Once every line below with "branch" has been counted, state the total and nothing else.

(Beginning of SUPPLIED MATERIAL)

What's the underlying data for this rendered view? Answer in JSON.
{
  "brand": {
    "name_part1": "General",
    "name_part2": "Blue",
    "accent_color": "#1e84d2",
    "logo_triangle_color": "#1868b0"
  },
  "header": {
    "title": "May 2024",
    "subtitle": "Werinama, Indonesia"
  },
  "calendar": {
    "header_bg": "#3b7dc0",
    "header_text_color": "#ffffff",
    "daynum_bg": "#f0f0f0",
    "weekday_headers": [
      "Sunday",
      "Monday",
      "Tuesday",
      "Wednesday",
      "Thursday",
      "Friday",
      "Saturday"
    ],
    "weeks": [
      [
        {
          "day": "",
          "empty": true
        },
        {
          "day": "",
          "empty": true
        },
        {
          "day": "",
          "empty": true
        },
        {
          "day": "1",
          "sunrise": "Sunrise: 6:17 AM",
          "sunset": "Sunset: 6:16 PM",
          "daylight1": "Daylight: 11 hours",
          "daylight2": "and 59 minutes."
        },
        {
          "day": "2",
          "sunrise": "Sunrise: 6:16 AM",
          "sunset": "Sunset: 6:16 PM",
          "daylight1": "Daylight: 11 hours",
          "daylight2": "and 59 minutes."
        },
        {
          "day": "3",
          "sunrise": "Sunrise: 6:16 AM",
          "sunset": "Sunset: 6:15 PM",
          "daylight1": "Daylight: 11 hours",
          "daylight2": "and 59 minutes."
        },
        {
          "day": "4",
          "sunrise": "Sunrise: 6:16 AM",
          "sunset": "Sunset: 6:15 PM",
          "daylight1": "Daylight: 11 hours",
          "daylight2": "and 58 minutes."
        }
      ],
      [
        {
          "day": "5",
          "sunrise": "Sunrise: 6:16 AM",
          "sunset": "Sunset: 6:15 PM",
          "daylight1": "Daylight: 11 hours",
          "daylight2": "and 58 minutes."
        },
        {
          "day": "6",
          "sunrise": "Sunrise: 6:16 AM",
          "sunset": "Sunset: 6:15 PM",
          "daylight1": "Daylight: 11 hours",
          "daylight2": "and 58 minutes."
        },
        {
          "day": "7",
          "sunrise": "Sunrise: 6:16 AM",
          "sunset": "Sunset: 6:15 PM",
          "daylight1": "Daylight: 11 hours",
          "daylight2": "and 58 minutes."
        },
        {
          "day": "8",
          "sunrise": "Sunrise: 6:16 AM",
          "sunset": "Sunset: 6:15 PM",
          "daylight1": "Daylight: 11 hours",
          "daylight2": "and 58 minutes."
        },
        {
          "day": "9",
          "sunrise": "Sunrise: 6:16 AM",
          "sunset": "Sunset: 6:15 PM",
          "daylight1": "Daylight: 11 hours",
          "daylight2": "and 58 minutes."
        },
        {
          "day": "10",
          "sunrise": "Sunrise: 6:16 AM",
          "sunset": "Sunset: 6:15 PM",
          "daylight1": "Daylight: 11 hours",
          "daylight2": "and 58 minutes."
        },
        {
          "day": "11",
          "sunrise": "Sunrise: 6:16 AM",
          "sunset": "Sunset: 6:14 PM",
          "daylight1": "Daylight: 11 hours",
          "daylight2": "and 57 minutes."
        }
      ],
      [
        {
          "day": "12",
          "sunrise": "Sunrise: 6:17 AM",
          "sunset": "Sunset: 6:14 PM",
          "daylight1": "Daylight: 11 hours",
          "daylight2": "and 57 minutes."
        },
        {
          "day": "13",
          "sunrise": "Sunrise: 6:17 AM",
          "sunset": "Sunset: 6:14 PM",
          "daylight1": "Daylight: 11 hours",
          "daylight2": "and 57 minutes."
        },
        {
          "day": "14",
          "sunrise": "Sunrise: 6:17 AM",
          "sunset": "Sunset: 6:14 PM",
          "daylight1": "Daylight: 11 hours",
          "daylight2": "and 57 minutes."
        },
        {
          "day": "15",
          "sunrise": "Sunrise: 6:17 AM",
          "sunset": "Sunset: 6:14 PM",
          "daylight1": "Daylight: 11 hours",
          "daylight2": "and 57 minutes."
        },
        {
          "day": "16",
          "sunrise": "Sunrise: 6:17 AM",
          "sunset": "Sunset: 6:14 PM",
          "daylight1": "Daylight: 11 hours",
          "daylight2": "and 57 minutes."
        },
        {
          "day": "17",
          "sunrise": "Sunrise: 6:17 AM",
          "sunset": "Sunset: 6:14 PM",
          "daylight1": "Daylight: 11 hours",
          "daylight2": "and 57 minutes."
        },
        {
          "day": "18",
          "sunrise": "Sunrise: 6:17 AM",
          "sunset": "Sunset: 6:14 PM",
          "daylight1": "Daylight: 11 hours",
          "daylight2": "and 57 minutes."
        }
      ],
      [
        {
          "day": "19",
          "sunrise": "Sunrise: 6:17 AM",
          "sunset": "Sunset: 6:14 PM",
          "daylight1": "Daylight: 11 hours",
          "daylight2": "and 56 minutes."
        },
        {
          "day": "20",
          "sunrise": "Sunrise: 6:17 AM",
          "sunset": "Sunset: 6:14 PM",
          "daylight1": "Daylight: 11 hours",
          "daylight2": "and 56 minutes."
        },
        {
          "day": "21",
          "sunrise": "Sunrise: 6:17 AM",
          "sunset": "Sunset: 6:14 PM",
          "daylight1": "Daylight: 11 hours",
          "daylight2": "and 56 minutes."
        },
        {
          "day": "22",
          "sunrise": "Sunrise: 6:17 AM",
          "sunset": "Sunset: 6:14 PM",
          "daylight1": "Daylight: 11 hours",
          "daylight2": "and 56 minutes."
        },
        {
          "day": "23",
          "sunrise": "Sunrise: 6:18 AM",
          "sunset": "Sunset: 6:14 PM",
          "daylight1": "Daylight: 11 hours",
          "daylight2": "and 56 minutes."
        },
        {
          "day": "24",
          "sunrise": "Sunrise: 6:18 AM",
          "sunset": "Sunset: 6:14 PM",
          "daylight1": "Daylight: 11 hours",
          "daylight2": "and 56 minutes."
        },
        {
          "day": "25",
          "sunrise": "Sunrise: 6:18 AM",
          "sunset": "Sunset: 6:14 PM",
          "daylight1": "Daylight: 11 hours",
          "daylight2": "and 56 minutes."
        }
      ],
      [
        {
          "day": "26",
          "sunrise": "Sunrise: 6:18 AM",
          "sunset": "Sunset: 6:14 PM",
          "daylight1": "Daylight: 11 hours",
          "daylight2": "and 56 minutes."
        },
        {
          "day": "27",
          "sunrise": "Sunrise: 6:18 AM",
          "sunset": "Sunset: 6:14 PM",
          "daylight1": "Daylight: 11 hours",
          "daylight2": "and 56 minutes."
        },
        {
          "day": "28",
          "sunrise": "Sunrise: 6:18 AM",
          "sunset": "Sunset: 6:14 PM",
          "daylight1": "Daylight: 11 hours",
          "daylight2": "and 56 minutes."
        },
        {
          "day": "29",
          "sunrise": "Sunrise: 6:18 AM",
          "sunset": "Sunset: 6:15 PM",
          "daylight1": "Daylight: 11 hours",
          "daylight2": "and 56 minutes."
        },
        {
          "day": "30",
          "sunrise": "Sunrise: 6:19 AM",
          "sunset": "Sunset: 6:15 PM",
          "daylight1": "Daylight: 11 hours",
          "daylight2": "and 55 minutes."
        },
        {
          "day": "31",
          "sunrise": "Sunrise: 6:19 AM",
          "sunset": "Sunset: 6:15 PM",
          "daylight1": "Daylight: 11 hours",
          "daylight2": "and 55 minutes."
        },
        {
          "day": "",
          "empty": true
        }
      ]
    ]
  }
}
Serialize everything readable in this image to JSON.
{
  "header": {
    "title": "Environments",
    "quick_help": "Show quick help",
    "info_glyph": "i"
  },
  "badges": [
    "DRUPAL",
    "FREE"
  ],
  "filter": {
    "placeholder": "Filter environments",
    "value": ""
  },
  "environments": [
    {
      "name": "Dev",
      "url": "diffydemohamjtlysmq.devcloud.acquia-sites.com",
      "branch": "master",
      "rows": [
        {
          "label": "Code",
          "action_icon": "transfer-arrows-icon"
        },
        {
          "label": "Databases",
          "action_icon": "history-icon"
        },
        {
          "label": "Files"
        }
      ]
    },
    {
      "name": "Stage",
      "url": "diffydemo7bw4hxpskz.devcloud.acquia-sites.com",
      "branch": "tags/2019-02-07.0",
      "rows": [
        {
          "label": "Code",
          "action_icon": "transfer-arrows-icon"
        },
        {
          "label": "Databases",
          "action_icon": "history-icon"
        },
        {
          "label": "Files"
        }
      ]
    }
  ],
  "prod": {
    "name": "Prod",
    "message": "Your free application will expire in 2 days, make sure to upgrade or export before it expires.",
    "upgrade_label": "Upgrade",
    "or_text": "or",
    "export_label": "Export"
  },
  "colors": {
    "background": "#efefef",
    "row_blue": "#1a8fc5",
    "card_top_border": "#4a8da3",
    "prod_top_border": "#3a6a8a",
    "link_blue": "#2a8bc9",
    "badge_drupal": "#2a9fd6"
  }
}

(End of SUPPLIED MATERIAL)

## WRITTEN RESPONSE
2